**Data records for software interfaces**
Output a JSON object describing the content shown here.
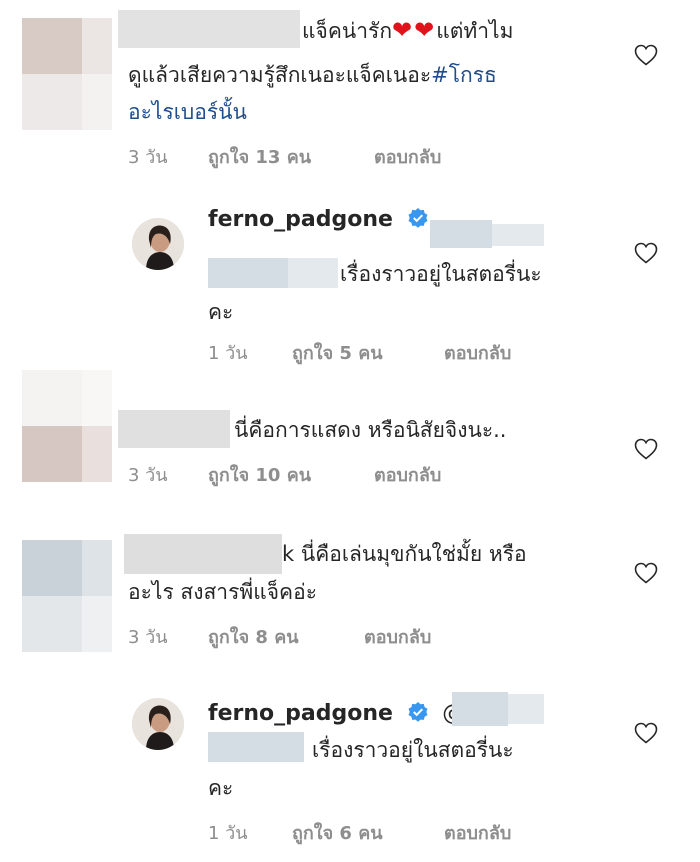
{
  "comments": [
    {
      "text_line1": "แจ็คน่ารัก",
      "text_line1b": "แต่ทำไม",
      "text_line1_emoji": "❤❤",
      "text_line2a": "ดูแล้วเสียความรู้สึกเนอะแจ็คเนอะ",
      "text_line2b": "#โกรธ",
      "text_line3": "อะไรเบอร์นั้น",
      "time": "3 วัน",
      "likes": "ถูกใจ 13 คน",
      "reply": "ตอบกลับ"
    },
    {
      "username": "ferno_padgone",
      "text_line1": "เรื่องราวอยู่ในสตอรี่นะ",
      "text_line2": "คะ",
      "time": "1 วัน",
      "likes": "ถูกใจ 5 คน",
      "reply": "ตอบกลับ"
    },
    {
      "text_line1": "นี่คือการแสดง หรือนิสัยจิงนะ..",
      "time": "3 วัน",
      "likes": "ถูกใจ 10 คน",
      "reply": "ตอบกลับ"
    },
    {
      "text_line1a": "k",
      "text_line1": "นี่คือเล่นมุขกันใช่มั้ย หรือ",
      "text_line2": "อะไร สงสารพี่แจ็คอ่ะ",
      "time": "3 วัน",
      "likes": "ถูกใจ 8 คน",
      "reply": "ตอบกลับ"
    },
    {
      "username": "ferno_padgone",
      "mention_prefix": "@",
      "text_line1": "เรื่องราวอยู่ในสตอรี่นะ",
      "text_line2": "คะ",
      "time": "1 วัน",
      "likes": "ถูกใจ 6 คน",
      "reply": "ตอบกลับ"
    }
  ],
  "colors": {
    "text": "#262626",
    "meta": "#8e8e8e",
    "verified": "#3897f0",
    "hashtag": "#1e4d8c",
    "heart": "#262626"
  },
  "icons": {
    "like": "heart-outline-icon",
    "verified": "verified-badge-icon"
  }
}
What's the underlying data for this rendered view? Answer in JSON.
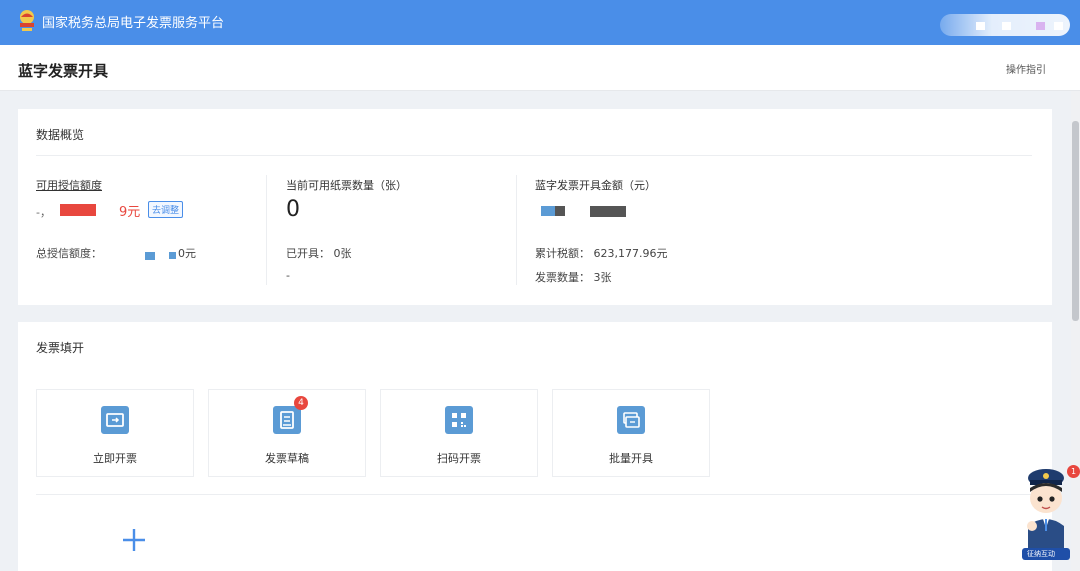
{
  "header": {
    "platform_title": "国家税务总局电子发票服务平台"
  },
  "page": {
    "title": "蓝字发票开具",
    "guide_link": "操作指引"
  },
  "overview": {
    "section_title": "数据概览",
    "credit": {
      "label": "可用授信额度",
      "value_visible": "-，",
      "value_suffix": "9元",
      "adjust_button": "去调整",
      "total_label": "总授信额度：",
      "total_suffix": "0元"
    },
    "paper": {
      "label": "当前可用纸票数量（张）",
      "value": "0",
      "issued": "已开具： 0张",
      "dash": "-"
    },
    "blue": {
      "label": "蓝字发票开具金额（元）",
      "tax_total": "累计税额： 623,177.96元",
      "invoice_count": "发票数量： 3张"
    }
  },
  "fill": {
    "section_title": "发票填开",
    "tiles": [
      {
        "label": "立即开票",
        "icon": "issue-ticket-icon"
      },
      {
        "label": "发票草稿",
        "icon": "draft-icon",
        "badge": "4"
      },
      {
        "label": "扫码开票",
        "icon": "qr-code-icon"
      },
      {
        "label": "批量开具",
        "icon": "batch-icon"
      }
    ],
    "add_icon": "plus-icon"
  },
  "assistant": {
    "badge": "1",
    "label": "征纳互动"
  },
  "colors": {
    "header_bg": "#4a8ee8",
    "accent": "#4a8ee8",
    "icon_blue": "#5b9bd5",
    "badge_red": "#e8473e"
  }
}
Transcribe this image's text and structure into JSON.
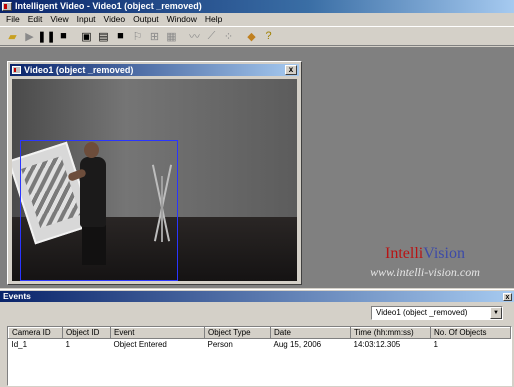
{
  "app": {
    "title": "Intelligent Video - Video1 (object _removed)"
  },
  "menu": [
    "File",
    "Edit",
    "View",
    "Input",
    "Video",
    "Output",
    "Window",
    "Help"
  ],
  "toolbar": {
    "icons": [
      "open-folder-icon",
      "play-icon",
      "pause-icon",
      "stop-icon",
      "frame-icon",
      "frame-filled-icon",
      "black-frame-icon",
      "flag-icon",
      "settings-icon",
      "snapshot-icon",
      "draw-line-icon",
      "draw-polyline-icon",
      "draw-points-icon",
      "tag-icon",
      "help-icon"
    ]
  },
  "video_window": {
    "title": "Video1 (object _removed)",
    "close_label": "x"
  },
  "brand": {
    "intelli": "Intelli",
    "vision": "Vision",
    "url": "www.intelli-vision.com"
  },
  "events": {
    "title": "Events",
    "close_label": "x",
    "source_select": {
      "selected": "Video1 (object _removed)"
    },
    "columns": [
      "Camera ID",
      "Object ID",
      "Event",
      "Object Type",
      "Date",
      "Time (hh:mm:ss)",
      "No. Of Objects"
    ],
    "rows": [
      [
        "Id_1",
        "1",
        "Object Entered",
        "Person",
        "Aug 15, 2006",
        "14:03:12.305",
        "1"
      ]
    ]
  },
  "colors": {
    "title_bar": "#0a246a",
    "bounding_box": "#2a35ff",
    "brand_red": "#b81414",
    "brand_blue": "#3c4aa8"
  }
}
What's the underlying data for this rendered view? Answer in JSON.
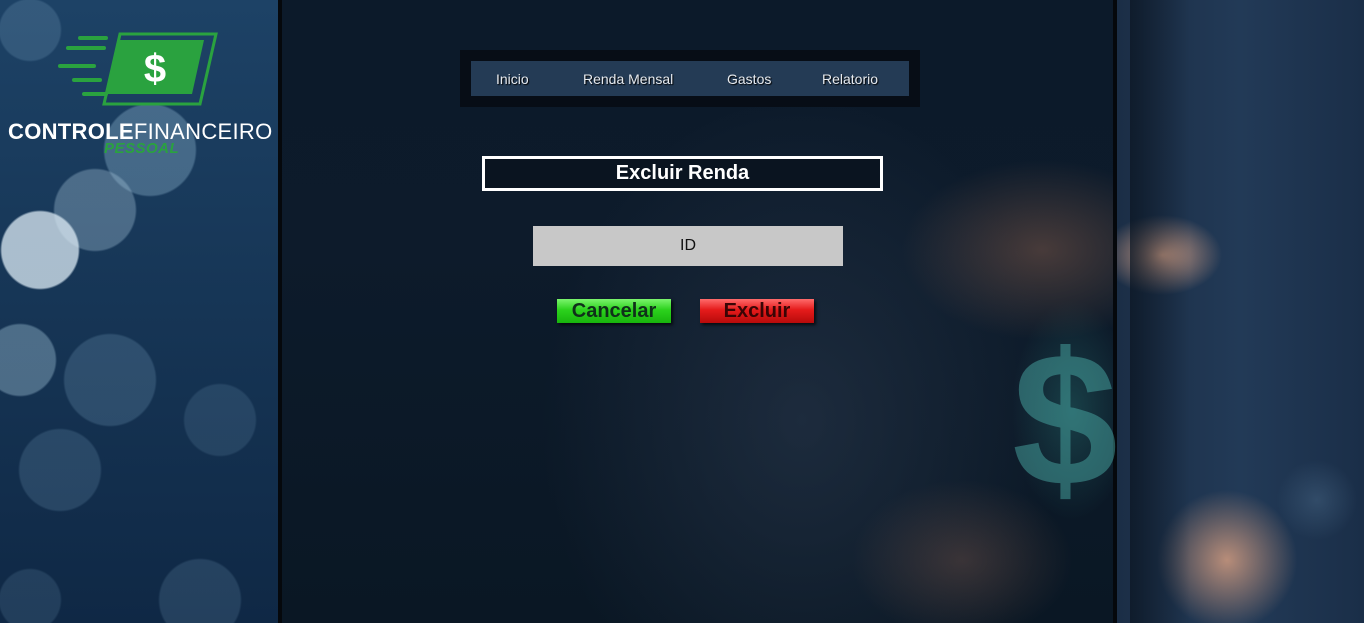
{
  "logo": {
    "word1": "CONTROLE",
    "word2": "FINANCEIRO",
    "subtitle": "PESSOAL",
    "symbol": "$",
    "icon": "money-bill-icon"
  },
  "nav": {
    "items": [
      {
        "label": "Inicio"
      },
      {
        "label": "Renda Mensal"
      },
      {
        "label": "Gastos"
      },
      {
        "label": "Relatorio"
      }
    ]
  },
  "form": {
    "title": "Excluir Renda",
    "id_placeholder": "ID",
    "id_value": ""
  },
  "buttons": {
    "cancel": "Cancelar",
    "delete": "Excluir"
  },
  "colors": {
    "accent_green": "#2cd21d",
    "danger_red": "#e51b1b",
    "nav_bg": "#243b55",
    "brand_green": "#2aa23f"
  },
  "background_icon": "dollar-sign-icon"
}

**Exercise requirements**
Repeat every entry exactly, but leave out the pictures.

**Response area**
Output a JSON object describing the content shown here.
{
  "comments": [
    {
      "text_line1": "แจ็คน่ารัก",
      "text_line1b": "แต่ทำไม",
      "text_line1_emoji": "❤❤",
      "text_line2a": "ดูแล้วเสียความรู้สึกเนอะแจ็คเนอะ",
      "text_line2b": "#โกรธ",
      "text_line3": "อะไรเบอร์นั้น",
      "time": "3 วัน",
      "likes": "ถูกใจ 13 คน",
      "reply": "ตอบกลับ"
    },
    {
      "username": "ferno_padgone",
      "text_line1": "เรื่องราวอยู่ในสตอรี่นะ",
      "text_line2": "คะ",
      "time": "1 วัน",
      "likes": "ถูกใจ 5 คน",
      "reply": "ตอบกลับ"
    },
    {
      "text_line1": "นี่คือการแสดง หรือนิสัยจิงนะ..",
      "time": "3 วัน",
      "likes": "ถูกใจ 10 คน",
      "reply": "ตอบกลับ"
    },
    {
      "text_line1a": "k",
      "text_line1": "นี่คือเล่นมุขกันใช่มั้ย หรือ",
      "text_line2": "อะไร สงสารพี่แจ็คอ่ะ",
      "time": "3 วัน",
      "likes": "ถูกใจ 8 คน",
      "reply": "ตอบกลับ"
    },
    {
      "username": "ferno_padgone",
      "mention_prefix": "@",
      "text_line1": "เรื่องราวอยู่ในสตอรี่นะ",
      "text_line2": "คะ",
      "time": "1 วัน",
      "likes": "ถูกใจ 6 คน",
      "reply": "ตอบกลับ"
    }
  ],
  "colors": {
    "text": "#262626",
    "meta": "#8e8e8e",
    "verified": "#3897f0",
    "hashtag": "#1e4d8c",
    "heart": "#262626"
  },
  "icons": {
    "like": "heart-outline-icon",
    "verified": "verified-badge-icon"
  }
}
What's the underlying data for this rendered view? Answer in JSON.
{
  "header": {
    "platform_title": "国家税务总局电子发票服务平台"
  },
  "page": {
    "title": "蓝字发票开具",
    "guide_link": "操作指引"
  },
  "overview": {
    "section_title": "数据概览",
    "credit": {
      "label": "可用授信额度",
      "value_visible": "-，",
      "value_suffix": "9元",
      "adjust_button": "去调整",
      "total_label": "总授信额度：",
      "total_suffix": "0元"
    },
    "paper": {
      "label": "当前可用纸票数量（张）",
      "value": "0",
      "issued": "已开具： 0张",
      "dash": "-"
    },
    "blue": {
      "label": "蓝字发票开具金额（元）",
      "tax_total": "累计税额： 623,177.96元",
      "invoice_count": "发票数量： 3张"
    }
  },
  "fill": {
    "section_title": "发票填开",
    "tiles": [
      {
        "label": "立即开票",
        "icon": "issue-ticket-icon"
      },
      {
        "label": "发票草稿",
        "icon": "draft-icon",
        "badge": "4"
      },
      {
        "label": "扫码开票",
        "icon": "qr-code-icon"
      },
      {
        "label": "批量开具",
        "icon": "batch-icon"
      }
    ],
    "add_icon": "plus-icon"
  },
  "assistant": {
    "badge": "1",
    "label": "征纳互动"
  },
  "colors": {
    "header_bg": "#4a8ee8",
    "accent": "#4a8ee8",
    "icon_blue": "#5b9bd5",
    "badge_red": "#e8473e"
  }
}
Transcribe this image's text and structure into JSON.
{
  "app": {
    "title": "Intelligent Video - Video1 (object _removed)"
  },
  "menu": [
    "File",
    "Edit",
    "View",
    "Input",
    "Video",
    "Output",
    "Window",
    "Help"
  ],
  "toolbar": {
    "icons": [
      "open-folder-icon",
      "play-icon",
      "pause-icon",
      "stop-icon",
      "frame-icon",
      "frame-filled-icon",
      "black-frame-icon",
      "flag-icon",
      "settings-icon",
      "snapshot-icon",
      "draw-line-icon",
      "draw-polyline-icon",
      "draw-points-icon",
      "tag-icon",
      "help-icon"
    ]
  },
  "video_window": {
    "title": "Video1 (object _removed)",
    "close_label": "x"
  },
  "brand": {
    "intelli": "Intelli",
    "vision": "Vision",
    "url": "www.intelli-vision.com"
  },
  "events": {
    "title": "Events",
    "close_label": "x",
    "source_select": {
      "selected": "Video1 (object _removed)"
    },
    "columns": [
      "Camera ID",
      "Object ID",
      "Event",
      "Object Type",
      "Date",
      "Time (hh:mm:ss)",
      "No. Of Objects"
    ],
    "rows": [
      [
        "Id_1",
        "1",
        "Object Entered",
        "Person",
        "Aug 15, 2006",
        "14:03:12.305",
        "1"
      ]
    ]
  },
  "colors": {
    "title_bar": "#0a246a",
    "bounding_box": "#2a35ff",
    "brand_red": "#b81414",
    "brand_blue": "#3c4aa8"
  }
}
What's the underlying data for this rendered view? Answer in JSON.
{
  "logo": {
    "word1": "CONTROLE",
    "word2": "FINANCEIRO",
    "subtitle": "PESSOAL",
    "symbol": "$",
    "icon": "money-bill-icon"
  },
  "nav": {
    "items": [
      {
        "label": "Inicio"
      },
      {
        "label": "Renda Mensal"
      },
      {
        "label": "Gastos"
      },
      {
        "label": "Relatorio"
      }
    ]
  },
  "form": {
    "title": "Excluir Renda",
    "id_placeholder": "ID",
    "id_value": ""
  },
  "buttons": {
    "cancel": "Cancelar",
    "delete": "Excluir"
  },
  "colors": {
    "accent_green": "#2cd21d",
    "danger_red": "#e51b1b",
    "nav_bg": "#243b55",
    "brand_green": "#2aa23f"
  },
  "background_icon": "dollar-sign-icon"
}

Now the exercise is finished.